At that time, Matt’s catch phrase was ‘Train hard if you want to be good’, and this became the club’s unofficial motto. But there was a lot more to him than that, and as I’ve got older, I’ve realized what a canny coach he was. He had a knack for figuring out what sort of runner you were, and giving you sessions that would bring out your best. And despite the catch phrase, he knew when to get you to back off. He also had that rare talent for inspiring people to achieve more than they thought they could. In my mind this is something that transcends sport.”
From Welsh International Phil Marsh:
“Matt was such a fantastic person, and it was such a privilege to have been part of his coaching group. It's funny to think that someone I first saw on the 'Ovett' documentary in 1982 would become such an influence on me.
Matt was such a funny man with a great sense of humour, and I look back with fond memories of time spent with him, particularly when a few of us went to Portugal in 1991 for a week's warm weather training. My ribs were aching at the end, largely through laughing so much at Matt!
A great man who will be sorely missed by everyone who ever knew him.”
Steve King, a former National Coach and coach to so many International athletes in and around Sussex, wrote to the club to say the following,

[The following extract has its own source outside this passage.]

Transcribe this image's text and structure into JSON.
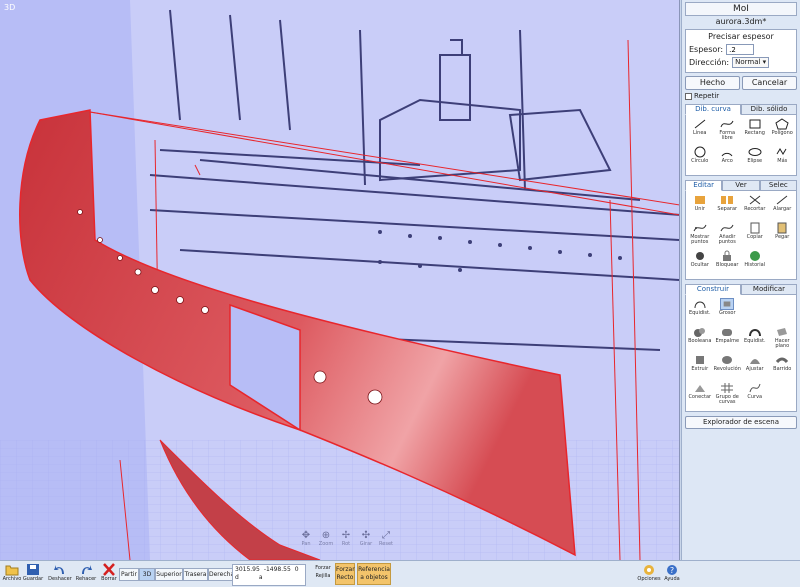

"So sad to hear of Matt's passing but pleased to see that people are keen to give him the credit for his enormous contribution to our sport.
I remember him primarily as the workhorse that made Steves training more palatable...and everyone knew that he was giving selflessly to make someone else great probably at his own expense...because I am old enough to remember him as a very good athlete in his own right!
Both he and I both had our differences with the ethos at the local club and I left to become independent as I remain today but Matt went a step further and set up a model that was revolutionary at the time but certainly has stood the test of time.
I hope and assume your club knows and appreciate the legacy he created....
All other things aside I liked Matt...and realise as a coach what he achieved.
My best wishes to all his family.....and his extended athletics family.”